By the time Ceausescu was deposed in December 1989 I no longer believed in the stories about his greatness, but I did not really hate him, either. I remember watching his execution on TV, a rather gory Christmas Day broadcast. I was scared, because I knew there was shooting in the streets, but vaguely wondered whether killing him was really necessary. At the end Nicolae Ceausescu seemed harmless, a puny, shriveled and incoherent old man, quite unlike the vigorous presence that had loomed over my childhood years.
Fast forward thirty years; I am now living in the U.S. and I hardly think about Ceausescu anymore. Yet I feel his shadow in my instinctive reaction against anything that smacks of nationalist propaganda. And, to me, my new country seems awash in it; from the profusion of flags on every street, lapel pins and bald eagle paraphernalia, or the quasi-military chanting of the national anthem before sports events. The character of my childhood makes the sight of a whole stadium standing up and chanting in unison “The Star-spangled Banner,” hands to heart, a frightening one. Election season, too, is disturbing; I am perpetually baffled by the politicians of all stripes who routinely declare, with a straight face, the absolute greatness of the American nation above all others. Are these displays of American patriotism in any way different from the nationalist propaganda I experienced as a child? Do they work differently on the psyches of American children?
I also wonder about what it must feel like to be a child in the United States these days. How does the constant narrative of American exceptionalism that pervades political culture and social ritual work with or against the visible efforts to promote critical thinking in schools? How are American children negotiating their collective identity these days, given the divisive rhetoric and conflicting messages around the concepts of “freedom” and “democracy”?

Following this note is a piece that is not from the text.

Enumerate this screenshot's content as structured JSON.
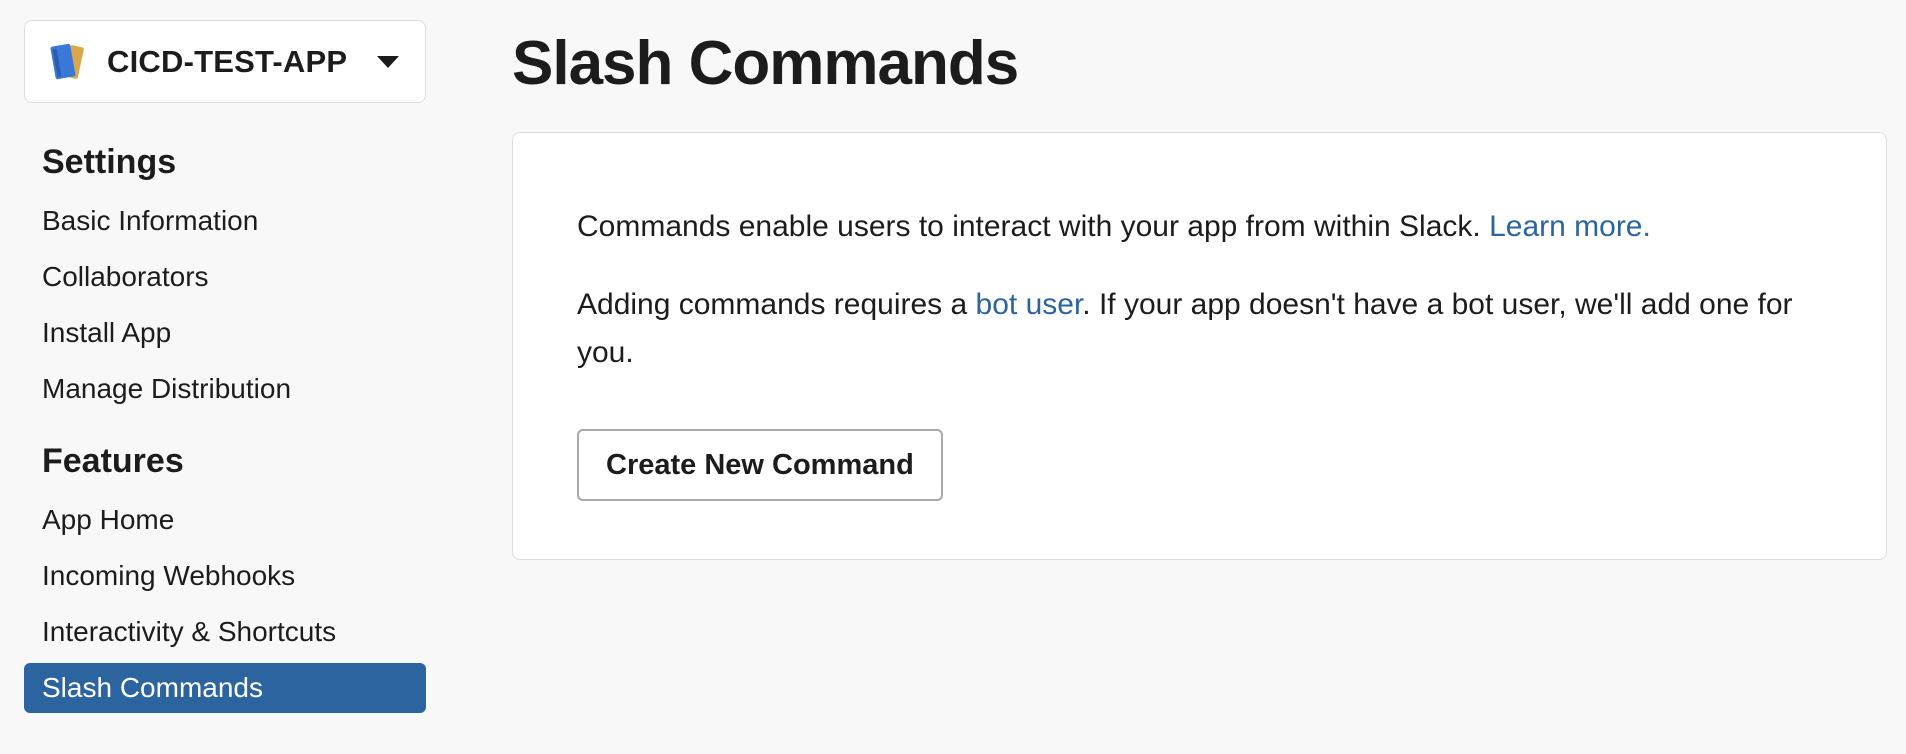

As a child I can remember brief moments when I grasped the contradiction between doing homework by candlelight and hearing Ceausescu on the radio speaking about Romania’s Golden Age, but usually I quickly pushed the thoughts aside. Do American children struggle with a similar kind of cognitive dissonance? Perhaps the desire to cling to an image of uncritical American greatness in the economically depressed areas of the country can partially explain the popularity of President Trump and his rhetoric. Perhaps the logic of ‘if you build it, they will come’ works not only for wildlife and urban development projects, but also for nationalist propaganda and dictators: build an infrastructure of belief and dogmatic thinking about the nation, and sooner or later someone is bound to come and weaponize it.
When that happens, facts no longer matter, because the propaganda version of the truth is freely chosen. I don’t know. I may research, teach, and write about American culture and I understand its dynamics on an intellectual level; emotionally, I will always still experience it through the filter of my own childhood. Which means that I will probably continue to cringe whenever the Boy Scouts parade around the room in their uniforms saluting the flag, and I will continue to fidget at every Pledge of Allegiance and every national anthem sung before a sporting event.
Is this really propaganda? Or is it just my own dictator playing tricks with my mind, three decades later?